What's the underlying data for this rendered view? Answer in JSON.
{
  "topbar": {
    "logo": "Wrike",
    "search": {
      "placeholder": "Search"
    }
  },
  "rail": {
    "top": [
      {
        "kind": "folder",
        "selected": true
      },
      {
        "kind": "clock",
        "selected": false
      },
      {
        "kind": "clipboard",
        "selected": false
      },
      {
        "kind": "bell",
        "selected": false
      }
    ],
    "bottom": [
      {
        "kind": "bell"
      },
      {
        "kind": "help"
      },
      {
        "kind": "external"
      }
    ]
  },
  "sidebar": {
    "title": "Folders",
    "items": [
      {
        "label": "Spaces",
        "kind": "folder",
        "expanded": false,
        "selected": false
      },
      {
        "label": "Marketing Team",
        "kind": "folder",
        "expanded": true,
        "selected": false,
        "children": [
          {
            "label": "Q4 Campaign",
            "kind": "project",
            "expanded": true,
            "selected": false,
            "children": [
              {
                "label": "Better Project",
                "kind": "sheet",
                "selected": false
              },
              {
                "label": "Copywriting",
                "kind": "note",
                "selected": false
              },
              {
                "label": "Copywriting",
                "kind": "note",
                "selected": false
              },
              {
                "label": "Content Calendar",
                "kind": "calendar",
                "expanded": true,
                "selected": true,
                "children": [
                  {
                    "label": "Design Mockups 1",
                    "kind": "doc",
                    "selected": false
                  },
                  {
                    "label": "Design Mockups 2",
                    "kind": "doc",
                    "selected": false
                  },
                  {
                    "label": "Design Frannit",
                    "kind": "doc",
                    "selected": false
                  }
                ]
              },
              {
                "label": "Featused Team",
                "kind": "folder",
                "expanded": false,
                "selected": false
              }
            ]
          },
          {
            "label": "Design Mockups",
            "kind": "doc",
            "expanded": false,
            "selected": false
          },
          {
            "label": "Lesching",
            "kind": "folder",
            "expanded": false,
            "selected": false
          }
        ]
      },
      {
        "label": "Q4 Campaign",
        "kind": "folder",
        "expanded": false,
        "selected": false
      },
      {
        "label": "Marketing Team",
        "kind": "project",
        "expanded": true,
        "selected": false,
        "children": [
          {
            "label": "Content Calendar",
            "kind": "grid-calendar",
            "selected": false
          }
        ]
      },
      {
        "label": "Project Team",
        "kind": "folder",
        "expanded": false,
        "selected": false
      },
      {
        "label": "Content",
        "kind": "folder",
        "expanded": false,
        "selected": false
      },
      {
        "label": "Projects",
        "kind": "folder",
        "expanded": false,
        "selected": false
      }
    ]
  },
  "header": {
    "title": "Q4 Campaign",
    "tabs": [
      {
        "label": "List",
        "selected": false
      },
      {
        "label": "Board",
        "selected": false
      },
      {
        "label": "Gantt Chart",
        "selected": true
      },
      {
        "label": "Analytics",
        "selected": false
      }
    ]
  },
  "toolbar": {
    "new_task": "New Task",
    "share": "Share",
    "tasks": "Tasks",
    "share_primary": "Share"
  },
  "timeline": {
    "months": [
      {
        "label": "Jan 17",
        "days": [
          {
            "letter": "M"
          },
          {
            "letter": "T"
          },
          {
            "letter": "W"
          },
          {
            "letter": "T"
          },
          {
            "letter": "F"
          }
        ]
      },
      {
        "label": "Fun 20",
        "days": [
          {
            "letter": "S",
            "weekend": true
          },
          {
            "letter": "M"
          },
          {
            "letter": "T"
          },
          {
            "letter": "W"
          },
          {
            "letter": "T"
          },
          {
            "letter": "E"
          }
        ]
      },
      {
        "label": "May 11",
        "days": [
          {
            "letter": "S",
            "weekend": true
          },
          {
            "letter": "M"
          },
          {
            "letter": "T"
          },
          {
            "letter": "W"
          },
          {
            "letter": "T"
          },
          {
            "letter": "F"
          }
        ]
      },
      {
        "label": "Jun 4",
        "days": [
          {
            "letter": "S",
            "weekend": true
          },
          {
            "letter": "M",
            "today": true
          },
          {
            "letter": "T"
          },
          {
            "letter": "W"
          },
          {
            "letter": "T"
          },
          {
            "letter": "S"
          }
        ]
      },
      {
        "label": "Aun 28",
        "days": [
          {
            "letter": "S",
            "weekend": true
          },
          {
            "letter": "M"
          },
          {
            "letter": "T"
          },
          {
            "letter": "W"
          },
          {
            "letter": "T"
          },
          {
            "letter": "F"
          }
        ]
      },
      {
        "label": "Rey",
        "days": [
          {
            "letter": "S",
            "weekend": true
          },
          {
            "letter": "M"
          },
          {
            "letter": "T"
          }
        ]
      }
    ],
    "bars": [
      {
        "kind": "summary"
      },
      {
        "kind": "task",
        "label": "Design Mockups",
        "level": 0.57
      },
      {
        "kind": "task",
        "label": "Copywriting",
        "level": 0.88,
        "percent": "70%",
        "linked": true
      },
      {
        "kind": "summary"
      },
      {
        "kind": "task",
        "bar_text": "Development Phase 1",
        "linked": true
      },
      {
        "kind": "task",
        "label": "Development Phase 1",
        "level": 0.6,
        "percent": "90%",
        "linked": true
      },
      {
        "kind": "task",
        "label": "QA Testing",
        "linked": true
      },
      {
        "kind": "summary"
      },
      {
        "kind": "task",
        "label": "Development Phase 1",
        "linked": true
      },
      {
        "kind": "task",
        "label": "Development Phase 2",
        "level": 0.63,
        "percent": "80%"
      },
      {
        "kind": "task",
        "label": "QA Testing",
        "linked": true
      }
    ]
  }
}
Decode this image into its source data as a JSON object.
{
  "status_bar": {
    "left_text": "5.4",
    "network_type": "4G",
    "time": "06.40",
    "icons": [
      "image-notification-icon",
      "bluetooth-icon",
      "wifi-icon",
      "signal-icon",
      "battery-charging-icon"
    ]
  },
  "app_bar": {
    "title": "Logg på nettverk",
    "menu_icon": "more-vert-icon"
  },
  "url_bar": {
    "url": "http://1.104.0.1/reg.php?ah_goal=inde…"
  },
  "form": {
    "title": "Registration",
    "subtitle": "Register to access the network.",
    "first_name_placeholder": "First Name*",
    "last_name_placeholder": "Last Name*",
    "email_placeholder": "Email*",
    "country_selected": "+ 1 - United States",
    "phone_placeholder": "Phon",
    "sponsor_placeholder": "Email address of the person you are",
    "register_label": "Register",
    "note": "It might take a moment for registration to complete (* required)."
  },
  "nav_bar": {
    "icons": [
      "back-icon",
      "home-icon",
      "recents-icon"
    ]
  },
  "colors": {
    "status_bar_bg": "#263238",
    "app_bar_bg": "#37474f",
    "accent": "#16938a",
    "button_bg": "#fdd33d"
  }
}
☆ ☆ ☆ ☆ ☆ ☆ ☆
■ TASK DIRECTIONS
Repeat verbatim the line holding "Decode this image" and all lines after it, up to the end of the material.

■ EXPECTED ANSWER
Decode this image into its source data as a JSON object.
{
  "status_bar": {
    "left_text": "5.4",
    "network_type": "4G",
    "time": "06.40",
    "icons": [
      "image-notification-icon",
      "bluetooth-icon",
      "wifi-icon",
      "signal-icon",
      "battery-charging-icon"
    ]
  },
  "app_bar": {
    "title": "Logg på nettverk",
    "menu_icon": "more-vert-icon"
  },
  "url_bar": {
    "url": "http://1.104.0.1/reg.php?ah_goal=inde…"
  },
  "form": {
    "title": "Registration",
    "subtitle": "Register to access the network.",
    "first_name_placeholder": "First Name*",
    "last_name_placeholder": "Last Name*",
    "email_placeholder": "Email*",
    "country_selected": "+ 1 - United States",
    "phone_placeholder": "Phon",
    "sponsor_placeholder": "Email address of the person you are",
    "register_label": "Register",
    "note": "It might take a moment for registration to complete (* required)."
  },
  "nav_bar": {
    "icons": [
      "back-icon",
      "home-icon",
      "recents-icon"
    ]
  },
  "colors": {
    "status_bar_bg": "#263238",
    "app_bar_bg": "#37474f",
    "accent": "#16938a",
    "button_bg": "#fdd33d"
  }
}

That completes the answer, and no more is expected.